The characteristic ambivalence of the government regarding transparency and the right of access to public information persisted during this period. While progress was made at the legislative and municipal levels for the disclosure of information on salaries, wages, and government purchasing and bidding processes, petitioners continue to resort to the courts.
The Health Department has limited the information regarding the pandemic. Two members of the Health Department's Municipal Case Investigation and Contact Tracking System (SMICRC) - as well as two directors - resigned over the lack of transparency.
For four months, the Medical Sciences Campus concealed the causes for the loss of accreditation of the Neurosurgery Program, despite complaints from the media - including El Nuevo Día.
The Center for Investigative Journalism (CPI) took legal action against the Economic Development and Treasury secretaries for their refusal to disclose information related to resident investors and the tax incentives they receive.
Several Credit Unions took to the courts to force the Puerto Rico Public Corporation for the Supervision of Cooperatives (COSSEC) to disclose information. These cases were resolved in favor of the petitioners.
In a request for access to information related to the reports, the Puerto Rico Supreme Court ordered the Police to disclose information on the use of force by officers - but limited the disclosure of personal data of victims, witnesses and minors.
The Judicial Branch, however, denied access to judicial information under the pretext of the right to privacy in cases of femicides - even though the victims' families demanded disclosure.
A majority of the Supreme Court judges rejected four petitions for reconsideration filed by journalistic associations.
In response to this event, the Pro-Transparency Alliance was born - created by the Overseas Press Club and the Puerto Rico Journalists Association - with the goal of overseeing the Judicial Branch in the same way that other branches of government are overseen.
In April, Loíza became the first municipality to launch a digital platform to publish purchases and auctions.
Also, in April, Governor Pedro Pierluisi signed an executive order to promote greater transparency in the contracting of professional services - which must be open, competitive and public processes.
In August, House Speaker Rafael Hernández Montañez announced a new digital platform on payroll and contract expenses, lobbyist registration, legislator performance and committee work.
Epidemiologist Yonaica Plaza resigned her post and denounced that her work for the Health Department was being restricted by the Epidemiology Office due to the lack of access to information.

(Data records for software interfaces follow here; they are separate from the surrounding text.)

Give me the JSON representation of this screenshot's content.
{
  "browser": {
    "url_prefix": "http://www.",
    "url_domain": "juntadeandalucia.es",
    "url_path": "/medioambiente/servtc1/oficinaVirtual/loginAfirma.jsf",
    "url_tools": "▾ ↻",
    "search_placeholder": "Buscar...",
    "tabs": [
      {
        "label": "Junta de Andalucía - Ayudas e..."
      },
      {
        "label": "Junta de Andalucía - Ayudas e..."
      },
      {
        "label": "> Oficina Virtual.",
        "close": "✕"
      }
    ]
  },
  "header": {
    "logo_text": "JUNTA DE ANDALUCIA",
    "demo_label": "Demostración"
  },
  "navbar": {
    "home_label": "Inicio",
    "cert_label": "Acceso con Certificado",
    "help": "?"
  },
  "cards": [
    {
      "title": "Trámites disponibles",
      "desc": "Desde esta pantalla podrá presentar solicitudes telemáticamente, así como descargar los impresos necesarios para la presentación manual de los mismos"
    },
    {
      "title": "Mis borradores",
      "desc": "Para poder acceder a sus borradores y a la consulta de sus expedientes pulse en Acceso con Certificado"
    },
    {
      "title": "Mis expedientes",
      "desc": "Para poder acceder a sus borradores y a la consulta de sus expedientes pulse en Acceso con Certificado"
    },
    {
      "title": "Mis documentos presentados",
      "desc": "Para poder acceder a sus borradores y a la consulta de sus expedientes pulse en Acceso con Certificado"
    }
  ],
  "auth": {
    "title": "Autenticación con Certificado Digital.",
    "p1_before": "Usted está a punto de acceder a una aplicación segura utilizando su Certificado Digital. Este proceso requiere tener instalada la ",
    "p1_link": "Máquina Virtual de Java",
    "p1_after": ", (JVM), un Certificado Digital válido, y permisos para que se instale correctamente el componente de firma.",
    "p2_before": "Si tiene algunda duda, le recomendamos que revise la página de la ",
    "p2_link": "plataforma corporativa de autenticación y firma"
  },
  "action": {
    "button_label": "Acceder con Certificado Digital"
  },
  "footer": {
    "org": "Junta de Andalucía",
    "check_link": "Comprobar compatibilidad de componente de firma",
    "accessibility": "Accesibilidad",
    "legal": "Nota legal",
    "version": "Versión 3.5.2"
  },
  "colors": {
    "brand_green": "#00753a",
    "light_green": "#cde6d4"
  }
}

In August, three other SMICRC members resigned over the lack of transparency from the Health Department. They took their demands for transparency of infection data to the Legislature - especially in the area of education.